Progress in secondary education was harder to make: as Dawkins reported to Cabinet in October 1990, the states had 'unsurprisingly' resisted significant parts of the government's National Schools Strategy, leaving the government with the option of a 'catalytic' rather than a 'leadership' role in the process of improving outcomes in areas ranging from literacy to environmental awareness. His push for a national curriculum was also encountering resistance. Cabinet declined to endorse his proposed National Strategy to Strengthen Science and Mathematics Education – the money, it seemed, and the convincing rationale, were not there.

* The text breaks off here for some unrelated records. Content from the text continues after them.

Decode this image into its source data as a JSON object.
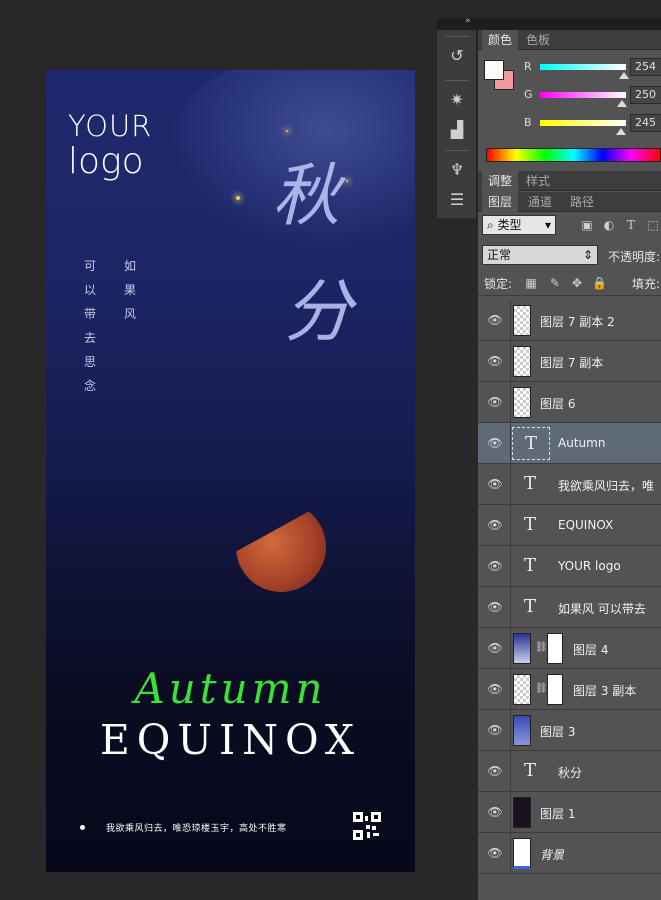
{
  "panels": {
    "color_tabs": [
      "颜色",
      "色板"
    ],
    "adjust_tabs": [
      "调整",
      "样式"
    ],
    "layer_tabs": [
      "图层",
      "通道",
      "路径"
    ]
  },
  "color": {
    "foreground": "#fefafa",
    "background": "#f09a98",
    "r_label": "R",
    "g_label": "G",
    "b_label": "B",
    "r": "254",
    "g": "250",
    "b": "245"
  },
  "layers_panel": {
    "filter_kind": "类型",
    "blend_mode": "正常",
    "opacity_label": "不透明度:",
    "lock_label": "锁定:",
    "fill_label": "填充:",
    "layers": [
      {
        "name": "图层 7 副本 2",
        "kind": "pixel"
      },
      {
        "name": "图层 7 副本",
        "kind": "pixel"
      },
      {
        "name": "图层 6",
        "kind": "pixel"
      },
      {
        "name": "Autumn",
        "kind": "text",
        "selected": true
      },
      {
        "name": "我欲乘风归去，唯",
        "kind": "text"
      },
      {
        "name": "EQUINOX",
        "kind": "text"
      },
      {
        "name": "YOUR  logo",
        "kind": "text"
      },
      {
        "name": "如果风  可以带去",
        "kind": "text"
      },
      {
        "name": "图层 4",
        "kind": "masked"
      },
      {
        "name": "图层 3 副本",
        "kind": "masked"
      },
      {
        "name": "图层 3",
        "kind": "gradient"
      },
      {
        "name": "秋分",
        "kind": "text"
      },
      {
        "name": "图层 1",
        "kind": "dark"
      },
      {
        "name": "背景",
        "kind": "background"
      }
    ]
  },
  "poster": {
    "logo_line1": "YOUR",
    "logo_line2": "logo",
    "calligraphy_1": "秋",
    "calligraphy_2": "分",
    "poem_col1": [
      "可",
      "以",
      "带",
      "去",
      "思",
      "念"
    ],
    "poem_col2": [
      "如",
      "果",
      "风"
    ],
    "autumn": "Autumn",
    "equinox": "EQUINOX",
    "bottom_line": "我欲乘风归去，唯恐琼楼玉宇，高处不胜寒"
  }
}
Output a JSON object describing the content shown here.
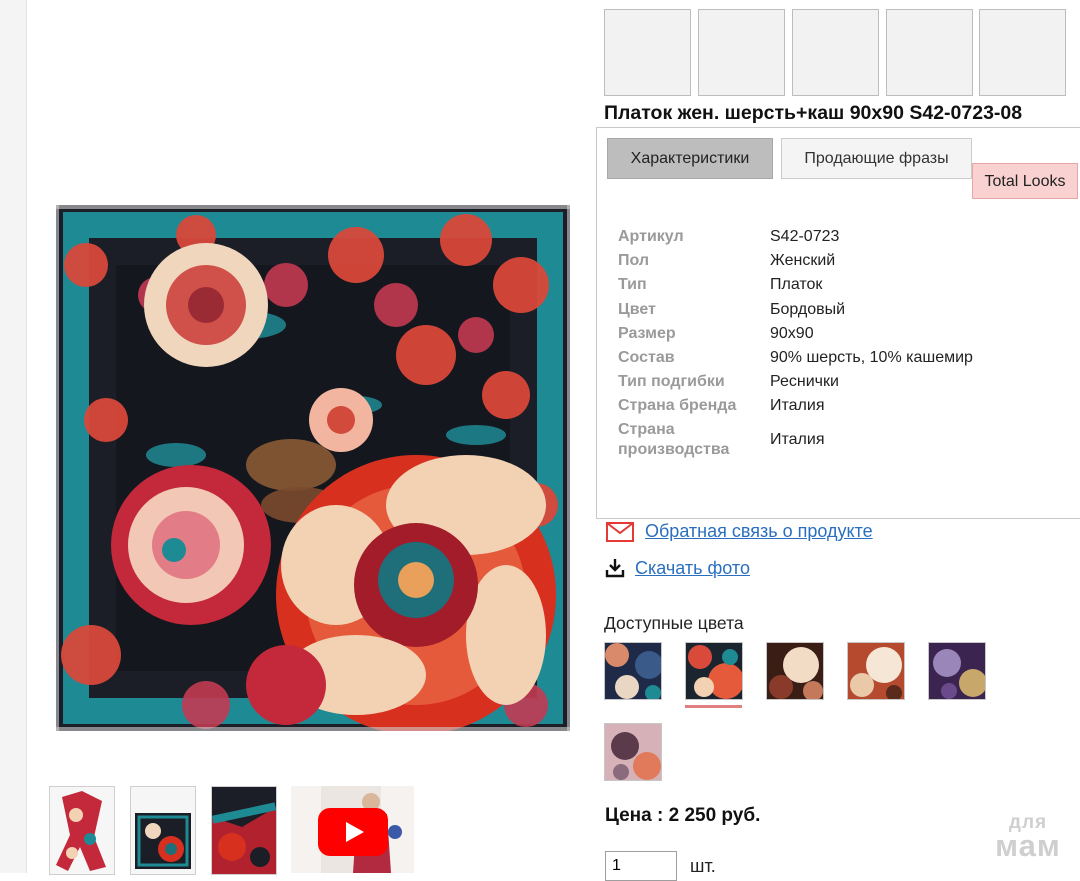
{
  "product": {
    "title": "Платок жен. шерсть+каш 90х90 S42-0723-08"
  },
  "tabs": [
    {
      "label": "Характеристики",
      "active": true
    },
    {
      "label": "Продающие фразы",
      "active": false
    },
    {
      "label": "Total Looks",
      "active": false
    }
  ],
  "specs": [
    {
      "label": "Артикул",
      "value": "S42-0723"
    },
    {
      "label": "Пол",
      "value": "Женский"
    },
    {
      "label": "Тип",
      "value": "Платок"
    },
    {
      "label": "Цвет",
      "value": "Бордовый"
    },
    {
      "label": "Размер",
      "value": "90х90"
    },
    {
      "label": "Состав",
      "value": "90% шерсть, 10% кашемир"
    },
    {
      "label": "Тип подгибки",
      "value": "Реснички"
    },
    {
      "label": "Страна бренда",
      "value": "Италия"
    },
    {
      "label": "Страна производства",
      "value": "Италия"
    }
  ],
  "links": {
    "feedback": "Обратная связь о продукте",
    "download": "Скачать фото"
  },
  "colors": {
    "title": "Доступные цвета",
    "swatches": [
      {
        "name": "navy",
        "bg": "#1f2a48",
        "accent": "#d98a6a",
        "selected": false
      },
      {
        "name": "burgundy",
        "bg": "#1a2530",
        "accent": "#d94a3a",
        "selected": true
      },
      {
        "name": "brown",
        "bg": "#3a1e16",
        "accent": "#f2dcc6",
        "selected": false
      },
      {
        "name": "terracotta",
        "bg": "#b54a2e",
        "accent": "#f5e6d6",
        "selected": false
      },
      {
        "name": "purple",
        "bg": "#3b2450",
        "accent": "#9a86b8",
        "selected": false
      },
      {
        "name": "pink-grey",
        "bg": "#d6b2b8",
        "accent": "#5b3a4c",
        "selected": false
      }
    ],
    "selected_indicator_color": "#e07f7f"
  },
  "price": {
    "label": "Цена : 2 250 руб."
  },
  "quantity": {
    "value": "1",
    "unit": "шт."
  },
  "watermark": {
    "small": "для",
    "big": "мам"
  },
  "theme": {
    "link_color": "#2a6fbf",
    "tab_active_bg": "#bdbdbd",
    "tab_looks_bg": "#f9d1d1",
    "mail_icon_color": "#e53935"
  }
}
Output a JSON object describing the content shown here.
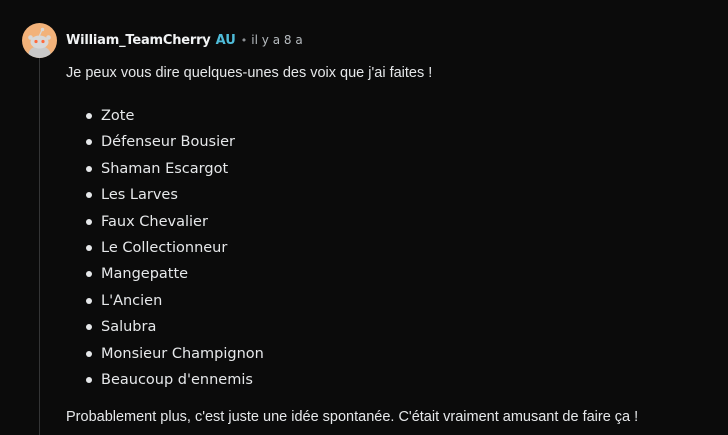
{
  "comment": {
    "author": "William_TeamCherry",
    "flair": "AU",
    "separator": "•",
    "time": "il y a 8 a",
    "intro": "Je peux vous dire quelques-unes des voix que j'ai faites !",
    "voices": [
      "Zote",
      "Défenseur Bousier",
      "Shaman Escargot",
      "Les Larves",
      "Faux Chevalier",
      "Le Collectionneur",
      "Mangepatte",
      "L'Ancien",
      "Salubra",
      "Monsieur Champignon",
      "Beaucoup d'ennemis"
    ],
    "outro": "Probablement plus, c'est juste une idée spontanée. C'était vraiment amusant de faire ça !"
  },
  "colors": {
    "background": "#0b0b0b",
    "text": "#e6e8ea",
    "flair": "#4fbcd9",
    "avatar_bg": "#f2b27a",
    "thread_line": "#343536"
  },
  "icons": {
    "avatar": "snoo-avatar-icon"
  }
}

Into 1991 the government was still pursuing reforms that recognised the dynamics of social change, and contributing significantly, selectively, to them. The promise that deregulation and privatisation would deliver a mix of choice, efficiency and equity was still to be proved. A 'soft-landing' to recession was still to arrive, and there were already signs that the touch-down would be in a place that was not altogether 'home' for many Australians. In retrospect, we have been encouraged to see the reforms consolidated in this period as central to the factors that made Australia so resilient to the 'global financial crisis' of 2008. At the time, Cabinet often noted that the recession of 1990–91 was biting harder into sections of society that had scarcely recovered from that of 1982–83, and that reform was a hard pill to swallow in hardship. Even in its own bastions, ministers were taking stock of the journey so far. The senior executive service that was supposed to energise and synthesize the business of policy, Cabinet was advised in July 1990, had not been as effective as intended: departments were still silos, with their own cultures and inefficiencies. Nor had the government been able to induce into the senior ranks of the public service the steady supply of 'high quality staff from elsewhere' that had been hoped. Energy seemed to be flagging, and the corrosion of leadership uncertainty continued. In mid-December the Prime Minister's core group of supporters in Cabinet asked him to consider resignation. He declined. The caucus vote against him, and inaugurating Paul Keating's succession, brought the year to a dramatic close, with a mood of sober reflection as much as anticipation.